### What to do
Filter these entries down to lines holding "Tkachenko".

### Record excerpts
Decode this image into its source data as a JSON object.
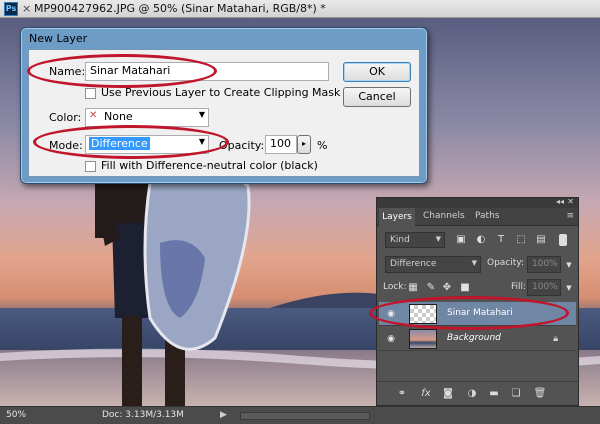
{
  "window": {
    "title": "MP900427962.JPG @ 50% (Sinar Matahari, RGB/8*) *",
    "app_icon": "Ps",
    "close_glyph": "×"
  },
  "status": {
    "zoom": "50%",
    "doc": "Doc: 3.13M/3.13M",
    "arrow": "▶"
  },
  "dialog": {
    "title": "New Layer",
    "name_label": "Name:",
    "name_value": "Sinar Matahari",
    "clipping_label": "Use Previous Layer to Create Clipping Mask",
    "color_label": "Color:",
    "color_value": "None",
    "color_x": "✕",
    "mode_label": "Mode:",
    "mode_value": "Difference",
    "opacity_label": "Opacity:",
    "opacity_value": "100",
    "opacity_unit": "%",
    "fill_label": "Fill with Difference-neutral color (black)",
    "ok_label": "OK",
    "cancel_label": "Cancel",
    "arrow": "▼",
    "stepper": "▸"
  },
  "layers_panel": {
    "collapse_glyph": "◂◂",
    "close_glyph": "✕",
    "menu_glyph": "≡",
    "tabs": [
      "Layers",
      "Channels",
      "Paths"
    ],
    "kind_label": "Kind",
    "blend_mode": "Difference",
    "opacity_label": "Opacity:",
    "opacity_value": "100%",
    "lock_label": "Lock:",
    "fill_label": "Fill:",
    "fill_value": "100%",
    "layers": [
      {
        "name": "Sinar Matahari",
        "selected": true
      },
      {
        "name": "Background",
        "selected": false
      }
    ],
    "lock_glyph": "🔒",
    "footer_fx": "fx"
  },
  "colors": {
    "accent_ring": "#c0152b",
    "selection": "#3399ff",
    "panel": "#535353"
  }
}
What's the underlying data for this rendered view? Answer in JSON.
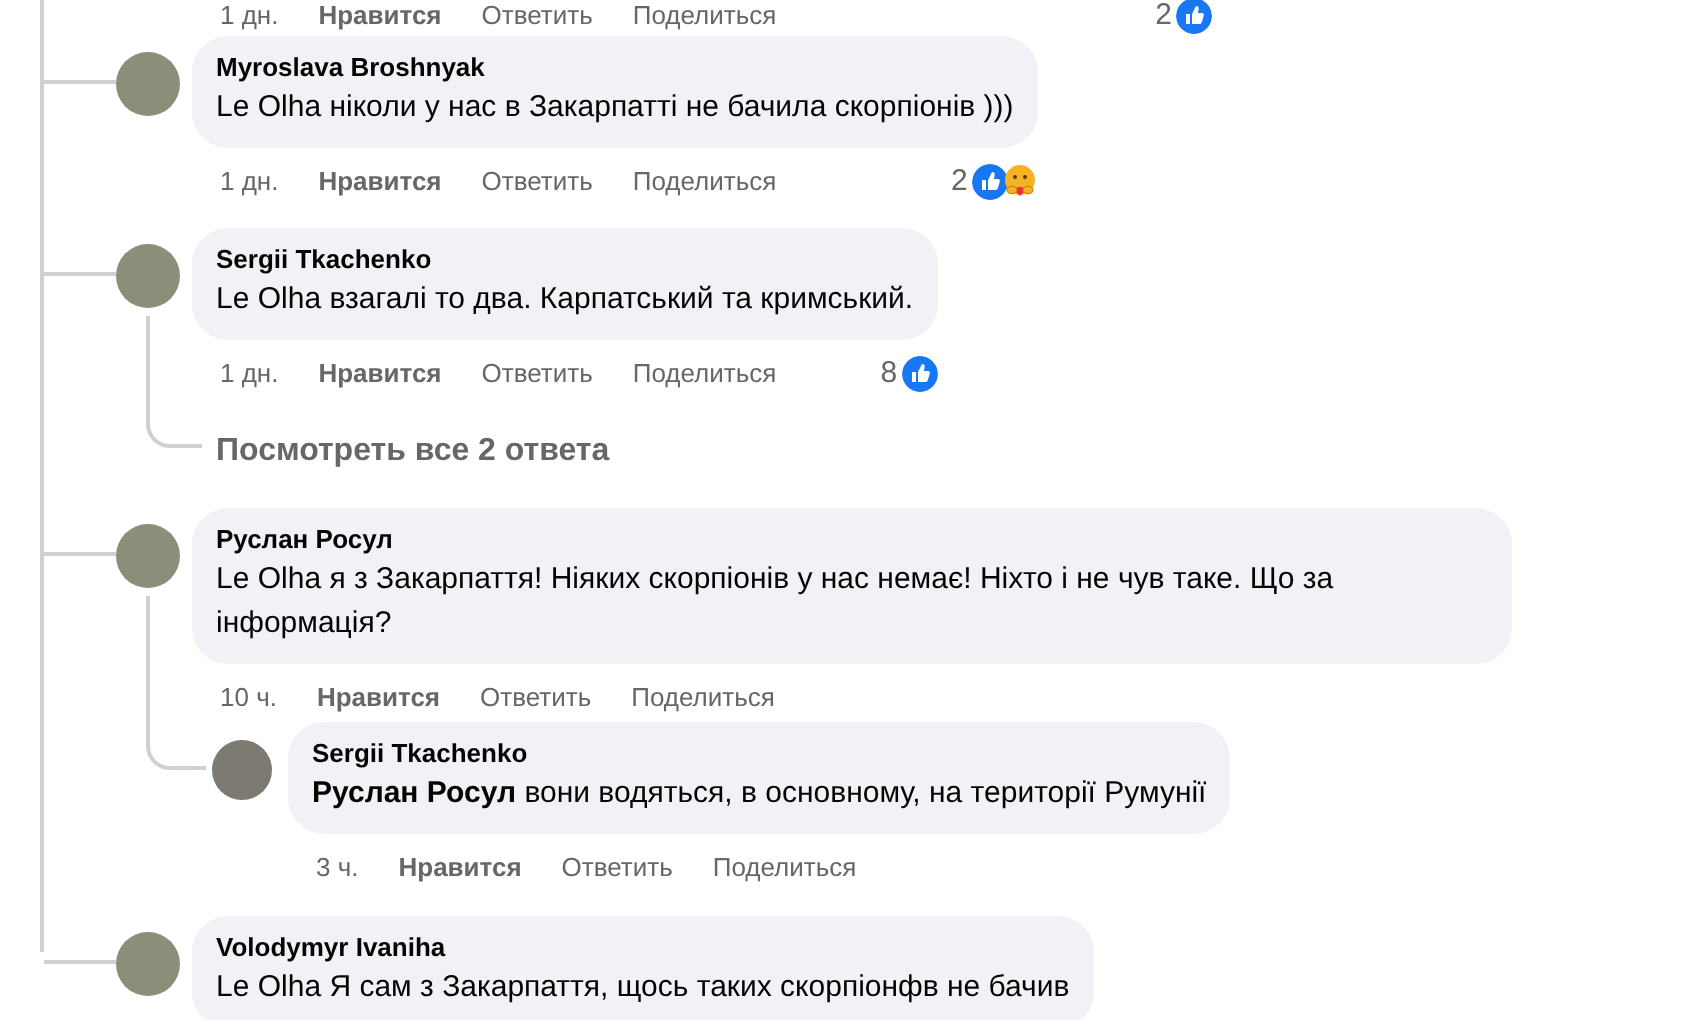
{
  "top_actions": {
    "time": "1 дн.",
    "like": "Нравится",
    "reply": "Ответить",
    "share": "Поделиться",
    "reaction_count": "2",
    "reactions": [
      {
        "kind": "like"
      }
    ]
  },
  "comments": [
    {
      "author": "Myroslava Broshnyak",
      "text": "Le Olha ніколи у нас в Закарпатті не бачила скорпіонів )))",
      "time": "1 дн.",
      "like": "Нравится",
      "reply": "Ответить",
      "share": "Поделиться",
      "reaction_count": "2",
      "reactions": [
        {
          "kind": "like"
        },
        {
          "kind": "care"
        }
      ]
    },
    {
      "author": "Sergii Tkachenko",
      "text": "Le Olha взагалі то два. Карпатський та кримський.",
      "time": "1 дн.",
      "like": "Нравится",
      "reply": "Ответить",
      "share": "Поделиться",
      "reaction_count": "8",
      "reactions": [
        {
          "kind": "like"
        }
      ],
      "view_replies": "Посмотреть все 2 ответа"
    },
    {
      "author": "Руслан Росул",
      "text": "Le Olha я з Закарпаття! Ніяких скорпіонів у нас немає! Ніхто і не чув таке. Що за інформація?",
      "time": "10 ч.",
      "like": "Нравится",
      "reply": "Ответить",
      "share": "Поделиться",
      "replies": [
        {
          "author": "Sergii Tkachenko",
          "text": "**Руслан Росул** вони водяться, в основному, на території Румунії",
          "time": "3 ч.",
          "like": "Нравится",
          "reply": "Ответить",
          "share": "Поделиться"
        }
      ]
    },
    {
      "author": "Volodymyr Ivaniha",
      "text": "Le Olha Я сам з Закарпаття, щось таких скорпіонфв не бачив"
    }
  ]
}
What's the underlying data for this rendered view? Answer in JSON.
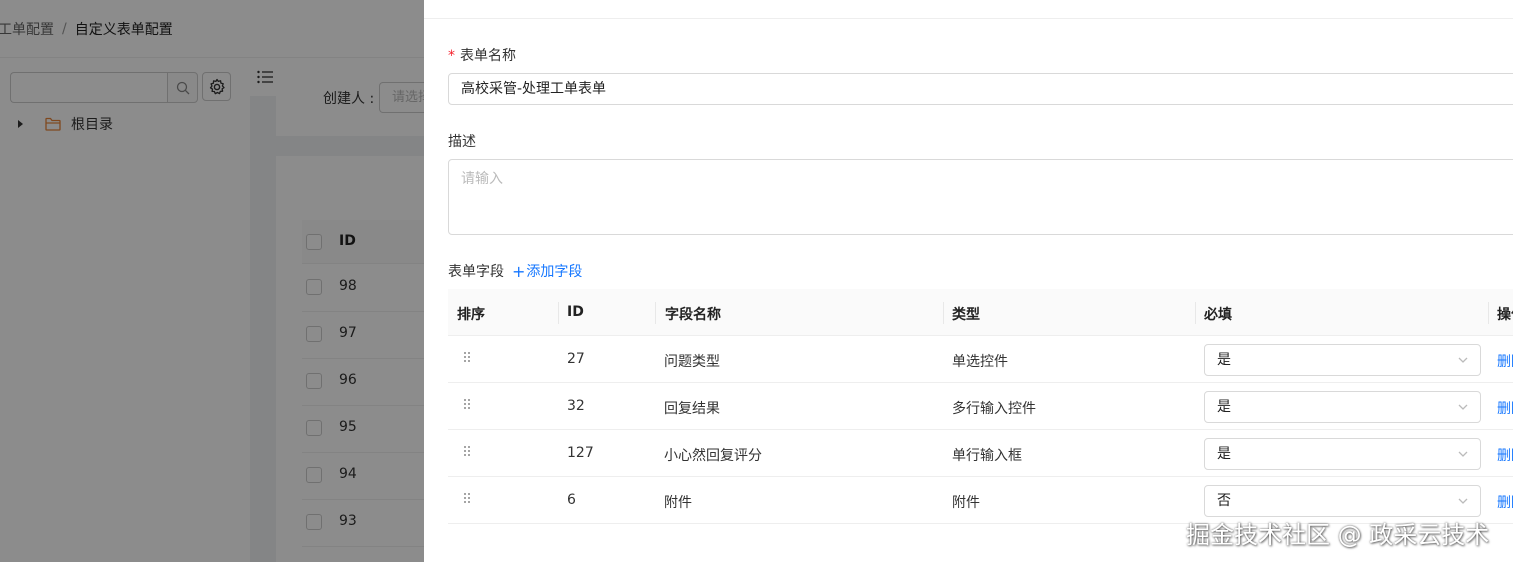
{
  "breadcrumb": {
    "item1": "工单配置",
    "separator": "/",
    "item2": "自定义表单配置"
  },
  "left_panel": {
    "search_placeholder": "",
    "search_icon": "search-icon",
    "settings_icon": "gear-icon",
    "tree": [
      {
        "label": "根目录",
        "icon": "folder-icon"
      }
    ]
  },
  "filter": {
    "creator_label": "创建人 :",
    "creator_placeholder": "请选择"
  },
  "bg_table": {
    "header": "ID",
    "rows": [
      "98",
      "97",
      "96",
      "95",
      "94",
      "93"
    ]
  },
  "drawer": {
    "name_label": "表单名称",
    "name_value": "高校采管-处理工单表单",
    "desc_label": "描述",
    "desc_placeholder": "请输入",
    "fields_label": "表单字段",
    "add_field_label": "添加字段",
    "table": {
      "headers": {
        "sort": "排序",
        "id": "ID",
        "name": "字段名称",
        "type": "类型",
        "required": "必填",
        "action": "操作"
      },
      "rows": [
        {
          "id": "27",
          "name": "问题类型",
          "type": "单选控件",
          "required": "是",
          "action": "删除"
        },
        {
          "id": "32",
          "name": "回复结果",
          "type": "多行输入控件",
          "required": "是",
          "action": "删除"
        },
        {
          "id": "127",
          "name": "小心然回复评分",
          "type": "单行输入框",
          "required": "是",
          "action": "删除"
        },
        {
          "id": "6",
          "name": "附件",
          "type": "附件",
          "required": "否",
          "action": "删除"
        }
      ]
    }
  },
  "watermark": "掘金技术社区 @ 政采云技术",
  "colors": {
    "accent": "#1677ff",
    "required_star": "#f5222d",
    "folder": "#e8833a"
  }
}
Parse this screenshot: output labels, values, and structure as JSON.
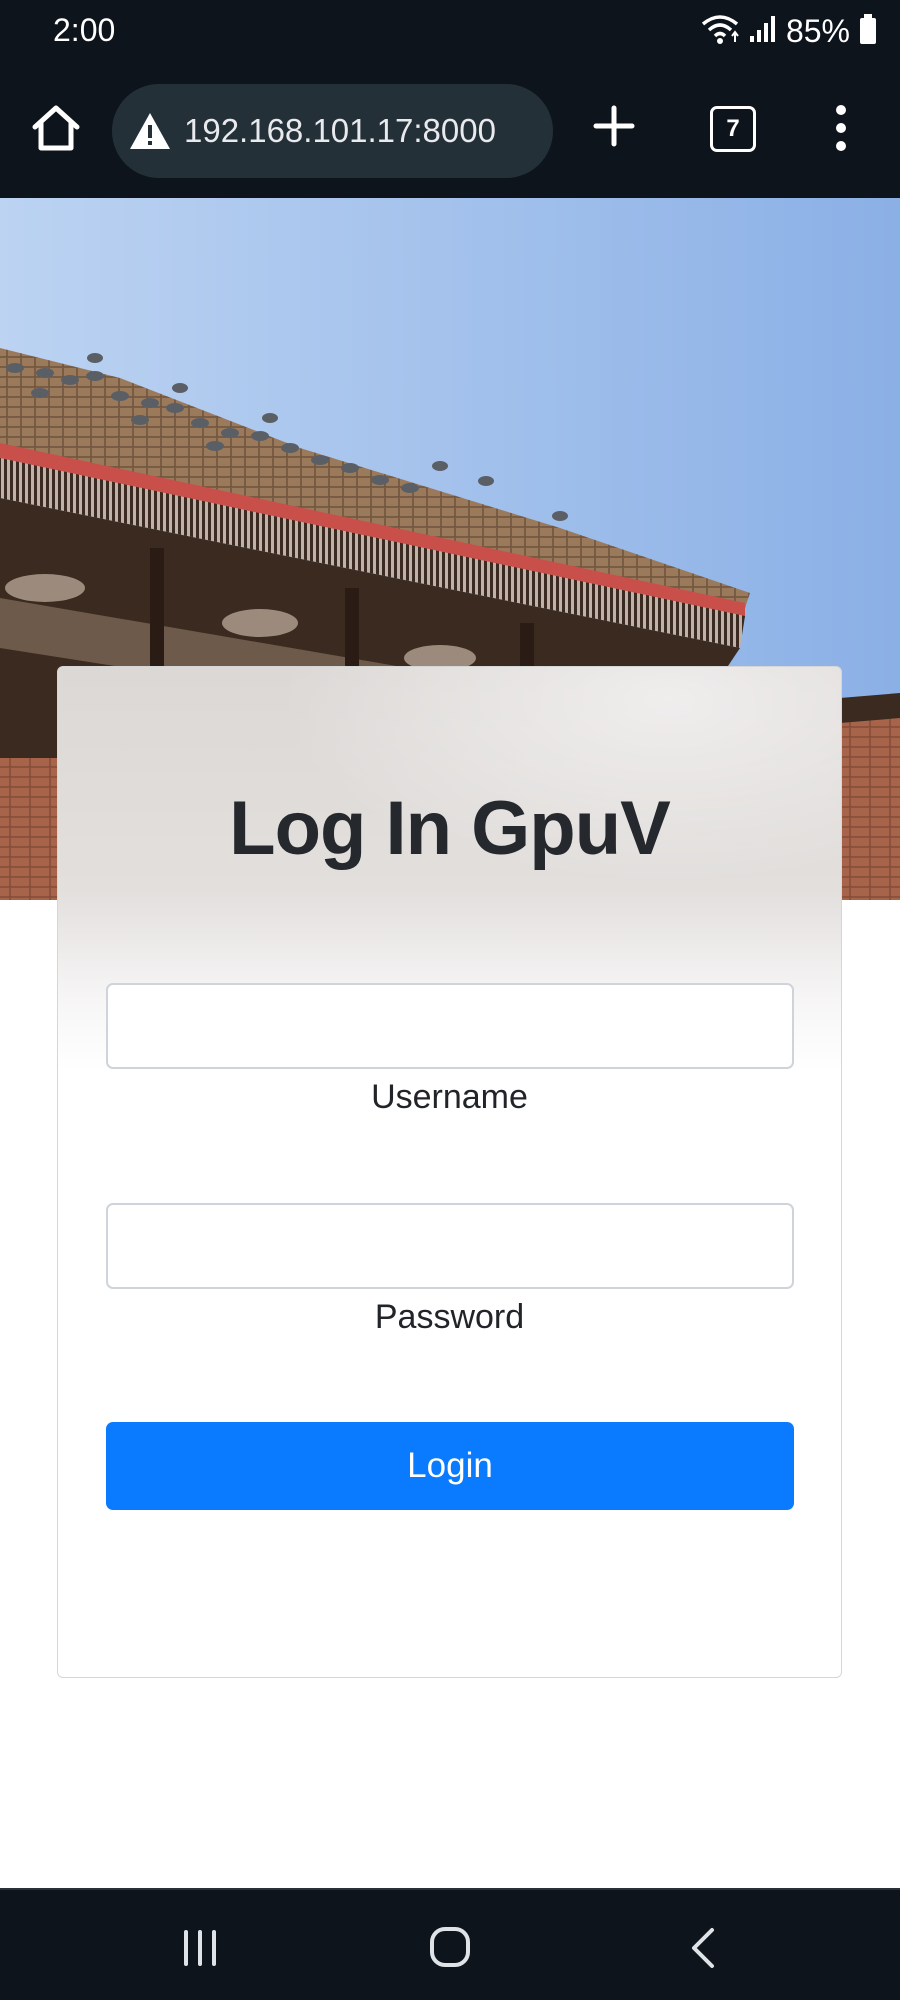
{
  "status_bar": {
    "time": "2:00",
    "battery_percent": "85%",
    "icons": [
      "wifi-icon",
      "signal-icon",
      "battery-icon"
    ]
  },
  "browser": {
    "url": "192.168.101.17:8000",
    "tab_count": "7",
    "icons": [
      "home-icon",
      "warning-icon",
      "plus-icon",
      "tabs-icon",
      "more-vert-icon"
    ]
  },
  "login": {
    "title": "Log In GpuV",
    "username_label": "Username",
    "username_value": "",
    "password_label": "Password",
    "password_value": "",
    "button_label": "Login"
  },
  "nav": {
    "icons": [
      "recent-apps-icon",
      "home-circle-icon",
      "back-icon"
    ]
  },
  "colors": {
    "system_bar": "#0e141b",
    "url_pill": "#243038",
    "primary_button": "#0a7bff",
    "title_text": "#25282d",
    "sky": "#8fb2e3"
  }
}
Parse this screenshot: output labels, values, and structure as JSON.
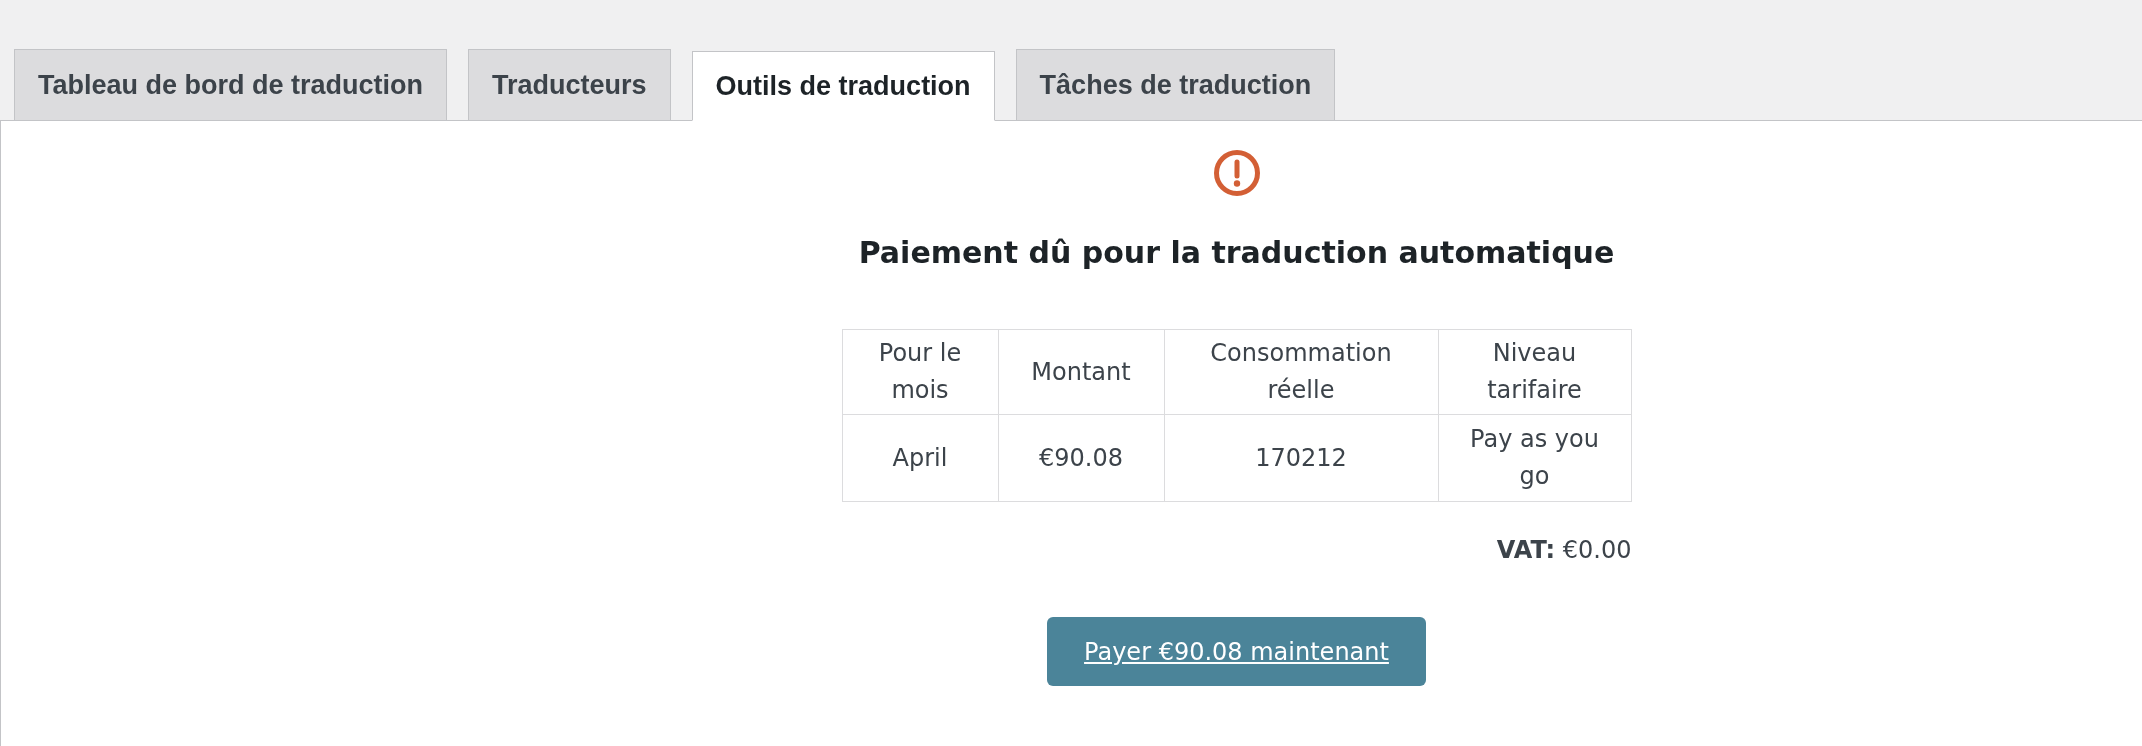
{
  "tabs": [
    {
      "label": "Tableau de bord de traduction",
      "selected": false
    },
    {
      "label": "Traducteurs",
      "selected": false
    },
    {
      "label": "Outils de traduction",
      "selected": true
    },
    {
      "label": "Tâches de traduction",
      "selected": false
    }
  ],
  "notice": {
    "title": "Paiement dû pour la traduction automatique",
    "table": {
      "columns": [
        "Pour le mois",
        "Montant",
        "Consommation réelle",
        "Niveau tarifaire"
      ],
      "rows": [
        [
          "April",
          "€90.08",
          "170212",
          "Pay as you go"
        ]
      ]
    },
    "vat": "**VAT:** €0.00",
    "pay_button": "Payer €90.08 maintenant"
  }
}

### Written solution
      "author": "Sergii Tkachenko",
          "author": "Sergii Tkachenko",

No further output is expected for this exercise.